On the headline poll trends we’re heading for a Conservative minority government and lengthening odds on Commons electoral reform.
Peter Kellner, the YouGov president, predicts 300 seats for the Tories, 230 for Labour and 90 for the Lib Dems. His prediction on the Sunday before the last election was within a seat of the final outcome.
A similar prediction is provided by Colin Rallings and Michael Thrasher of Plymouth University, based on council by-elections. Their forecast is for the Conservatives to finish with 299 seats, 27 seats short of an overall majority, Labour with 237 seats and the Lib Dems trailing with 83 seats.
But where they must win big, the Tory lead in the marginals is less decisive.
It suggests the Tories are on course to gain 70 of the Labour marginals but lose 16 of the others to the Lib Dems.

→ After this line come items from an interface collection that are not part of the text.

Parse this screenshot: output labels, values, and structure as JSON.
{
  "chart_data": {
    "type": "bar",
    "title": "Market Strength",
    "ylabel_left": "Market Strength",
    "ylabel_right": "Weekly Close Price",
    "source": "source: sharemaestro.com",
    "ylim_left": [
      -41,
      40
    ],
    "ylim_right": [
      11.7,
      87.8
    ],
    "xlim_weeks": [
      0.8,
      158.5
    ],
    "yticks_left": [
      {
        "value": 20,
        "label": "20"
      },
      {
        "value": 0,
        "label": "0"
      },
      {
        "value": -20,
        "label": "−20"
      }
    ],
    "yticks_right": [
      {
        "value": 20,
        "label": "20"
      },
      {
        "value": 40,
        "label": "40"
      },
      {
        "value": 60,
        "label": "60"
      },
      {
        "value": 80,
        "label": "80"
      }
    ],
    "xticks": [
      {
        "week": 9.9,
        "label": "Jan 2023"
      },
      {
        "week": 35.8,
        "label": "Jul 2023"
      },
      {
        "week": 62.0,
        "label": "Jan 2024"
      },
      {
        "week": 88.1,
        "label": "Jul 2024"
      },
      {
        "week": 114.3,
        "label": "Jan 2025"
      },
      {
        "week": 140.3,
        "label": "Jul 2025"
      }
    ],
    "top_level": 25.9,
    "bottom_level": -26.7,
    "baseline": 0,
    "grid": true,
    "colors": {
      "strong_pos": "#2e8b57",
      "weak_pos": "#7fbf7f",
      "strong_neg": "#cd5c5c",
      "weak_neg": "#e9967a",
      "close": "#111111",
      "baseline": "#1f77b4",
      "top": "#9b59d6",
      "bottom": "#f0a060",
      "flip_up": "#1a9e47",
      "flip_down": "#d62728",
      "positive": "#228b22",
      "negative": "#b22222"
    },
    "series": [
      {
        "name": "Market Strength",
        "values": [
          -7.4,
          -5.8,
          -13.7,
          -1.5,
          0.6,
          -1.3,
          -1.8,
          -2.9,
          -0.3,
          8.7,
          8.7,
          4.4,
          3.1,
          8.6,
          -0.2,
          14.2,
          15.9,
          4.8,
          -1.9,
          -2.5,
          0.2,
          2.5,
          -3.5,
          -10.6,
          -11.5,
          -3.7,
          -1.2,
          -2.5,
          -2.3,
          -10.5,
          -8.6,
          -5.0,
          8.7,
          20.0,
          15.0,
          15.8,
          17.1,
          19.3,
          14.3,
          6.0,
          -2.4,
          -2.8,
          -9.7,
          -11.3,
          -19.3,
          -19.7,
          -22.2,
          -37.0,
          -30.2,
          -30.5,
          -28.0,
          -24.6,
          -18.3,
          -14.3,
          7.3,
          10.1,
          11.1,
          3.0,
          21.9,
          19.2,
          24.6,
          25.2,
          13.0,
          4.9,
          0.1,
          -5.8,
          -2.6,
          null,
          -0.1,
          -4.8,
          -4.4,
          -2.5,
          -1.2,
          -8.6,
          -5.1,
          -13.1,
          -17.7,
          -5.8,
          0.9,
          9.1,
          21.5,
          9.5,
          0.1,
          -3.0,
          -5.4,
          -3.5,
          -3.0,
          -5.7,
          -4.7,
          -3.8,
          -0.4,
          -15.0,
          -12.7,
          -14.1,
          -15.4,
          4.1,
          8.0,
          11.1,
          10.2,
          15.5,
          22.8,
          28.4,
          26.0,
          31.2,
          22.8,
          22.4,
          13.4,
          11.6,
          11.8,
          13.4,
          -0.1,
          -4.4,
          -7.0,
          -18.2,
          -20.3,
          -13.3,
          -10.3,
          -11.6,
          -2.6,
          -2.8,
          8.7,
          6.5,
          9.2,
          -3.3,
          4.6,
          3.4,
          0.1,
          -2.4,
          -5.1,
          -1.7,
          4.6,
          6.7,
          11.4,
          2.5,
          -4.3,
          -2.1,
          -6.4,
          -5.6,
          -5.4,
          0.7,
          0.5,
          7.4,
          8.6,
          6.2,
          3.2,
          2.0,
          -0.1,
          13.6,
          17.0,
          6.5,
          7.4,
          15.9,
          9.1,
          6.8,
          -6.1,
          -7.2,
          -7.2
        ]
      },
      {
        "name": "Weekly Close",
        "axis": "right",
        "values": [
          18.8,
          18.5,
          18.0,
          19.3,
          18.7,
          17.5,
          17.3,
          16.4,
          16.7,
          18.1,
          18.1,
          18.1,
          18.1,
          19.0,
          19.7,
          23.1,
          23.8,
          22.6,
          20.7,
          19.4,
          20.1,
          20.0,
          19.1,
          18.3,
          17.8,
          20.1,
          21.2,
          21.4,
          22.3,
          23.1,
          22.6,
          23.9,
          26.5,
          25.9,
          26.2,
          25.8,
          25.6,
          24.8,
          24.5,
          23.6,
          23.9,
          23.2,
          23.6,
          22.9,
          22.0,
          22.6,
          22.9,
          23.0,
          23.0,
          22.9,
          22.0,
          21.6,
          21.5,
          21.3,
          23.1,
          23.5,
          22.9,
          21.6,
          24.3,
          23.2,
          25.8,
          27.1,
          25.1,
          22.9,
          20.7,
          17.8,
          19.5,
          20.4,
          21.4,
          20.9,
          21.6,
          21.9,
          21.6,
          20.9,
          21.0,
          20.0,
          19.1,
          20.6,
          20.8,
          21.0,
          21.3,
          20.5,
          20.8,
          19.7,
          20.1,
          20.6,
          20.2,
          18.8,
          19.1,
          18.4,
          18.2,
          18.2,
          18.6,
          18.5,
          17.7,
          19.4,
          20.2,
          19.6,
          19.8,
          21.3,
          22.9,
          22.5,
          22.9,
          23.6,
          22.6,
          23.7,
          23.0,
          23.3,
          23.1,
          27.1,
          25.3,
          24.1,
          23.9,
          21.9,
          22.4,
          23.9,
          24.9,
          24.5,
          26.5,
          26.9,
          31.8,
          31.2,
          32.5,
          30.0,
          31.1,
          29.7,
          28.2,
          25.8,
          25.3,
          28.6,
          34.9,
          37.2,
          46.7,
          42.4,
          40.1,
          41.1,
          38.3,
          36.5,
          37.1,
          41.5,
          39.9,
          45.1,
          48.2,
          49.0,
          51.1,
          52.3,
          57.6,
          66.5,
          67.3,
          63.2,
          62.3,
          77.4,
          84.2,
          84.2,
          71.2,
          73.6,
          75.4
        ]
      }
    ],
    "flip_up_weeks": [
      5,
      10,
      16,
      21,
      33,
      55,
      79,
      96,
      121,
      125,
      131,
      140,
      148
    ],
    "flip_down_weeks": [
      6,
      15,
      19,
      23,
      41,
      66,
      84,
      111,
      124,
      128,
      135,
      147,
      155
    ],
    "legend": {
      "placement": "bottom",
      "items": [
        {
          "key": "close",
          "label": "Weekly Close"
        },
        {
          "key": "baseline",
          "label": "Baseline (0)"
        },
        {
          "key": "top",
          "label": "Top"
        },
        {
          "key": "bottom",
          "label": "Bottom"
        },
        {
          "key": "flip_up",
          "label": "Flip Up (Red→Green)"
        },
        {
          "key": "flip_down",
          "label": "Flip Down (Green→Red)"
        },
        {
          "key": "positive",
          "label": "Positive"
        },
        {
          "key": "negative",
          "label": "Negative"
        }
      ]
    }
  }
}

This would put the two main parties much closer together, with the Conservatives on 264, Labour 259 and the Lib Dems 98.
Yet in his interview in the Sunday Times, Cameron gives no hint of seeking a deal with the Lib Dems. He’s still in electioneering mode against the Lib Dems so this is no more than common prudence.